Ozarks Viewpoints

Wednesday, January 8, 2014


Having gone through our share of slipping and sliding in snow and ice the past few weeks, brings to mind the tales that used to be told around Cassville about icing conditions in the distant past of the community.

My folks once talked about winters that were severe enough that Flat Creek, a free-flowing stream in those days, would provide ice for the community. That might be hard to believe in these days of ice-makers, but it was true.

The creek would freeze solid, and that area around east Seventh Street crossing of the stream, was a favorite one to secure ice for that time. Other areas were used at sometimes, but the Flat Creek near the community well that stood in the middle of the road, was probably as accessible as any, which made it the most popular.

Used saws

Large saws, that resembled cross-cut saws, with a handle on only one end, were used to cut chunks of ice out of the creek and tongs attached would pull them out of the water with brute strength and would load the chunks on wagons for transporting.

Storage could have been in a couple of locations, either the mill that stood nearby or the old power plant, once called the Hide House. Winter weather was counted upon to prevent the chunks from melting fast as they were nestled in beds of straw or sawdust, whichever might be more available at the time.

Believe it or not, this method of getting a coolant in homes of Cassville worked fairly well for years. Naturally, when it was really needed, in the heat of summer, little or none of the Flat Creek ice remained for distribution.


Cassville got fortunate in later years when strawberries became the king of crops locally. So good were the berries out of our rocky county soil, there was a demand for them as far away as they could be shipped. St. Louis was a favored market for the berries.

Railway Ice Co. in Monett realized this need for shipment of carloads of berries out of points in the south part of the county and soon located a station in Cassville. The Ice House was at Sixth and East streets, part of the property now Arvest Bank and was stocked from the Monett plant where 600-pound chunks of ice were delivered as needed.

Their delivery out of a trailer truck was something to view, always from a distance, at Horine's insistence. They were slid out of the trailer, down a ramp and into the freezing part of the Ice House. There was a danger in this process, necessitating staying away from the ramp.

When a miscue did occur, some chunks of ice were fair game for the kids in the neighborhood who either took the large, dirty chunks home for washing, or ate them at the site.

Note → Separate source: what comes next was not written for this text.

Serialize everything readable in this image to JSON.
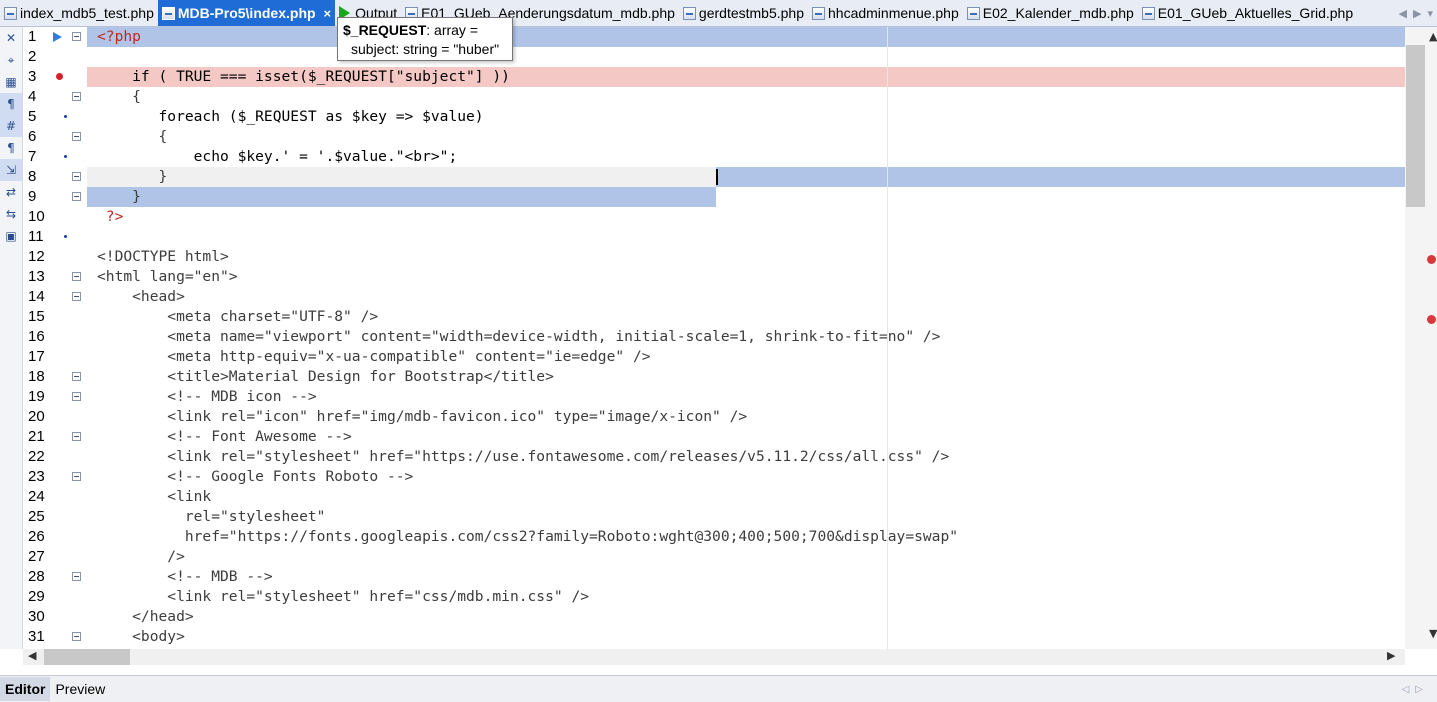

Herschel Horine was the only manager of the plant here that I recall. Johnny Brock, a long-time employee and delivery person, who would also oversee the storage of any commodity in several seasons, which was a service that was helpful to many people and businesses.

However, the prime reason for the establishment of the facility here was to provide reefer car icing of strawberry shipments bound for as far as they could be shipped and remain in good condition. These were the days when there were hundreds of acres of Aromas and Blakemores planted and harvested.

Shipping points were also in Monett, Purdy, Butterfield, Exeter, Washburn and Seligman, with all these communities having their brokers and proudly displaying their berry sheds. Cassville's shed was adjacent to the Cassville and Exeter Railroad tracks about Ninth and West Streets, behind Jefferies Grocery Store, now the State Farm Insurance building.

Noisy procedure

Icing of the reefer cars was accomplished near the C&E Depot, which was not far from the Ray House up on Ninth Street and Townsend. But there was never a complaint from the folks for being awakened early in the morning while the cars were being prepared for receiving berries that would be picked later that morning. This was the process to keep them as fresh as possible.

Emmons (Hawkie) Hawk was the station manager at the time; his wife was my aunt Bland. She frequently accommodated me by providing a place in the second floor of the depot for me to watch the process.


One thing that has always amazed me is why something hasn't been developed to break ice on ponds during the wintertime for cattlemen? Seems like the only process that really works is a strong arm and a good ax.

When temperatures dip as low as they have recently, this is a process that needs to be accomplished more than once each day to keep water for animals.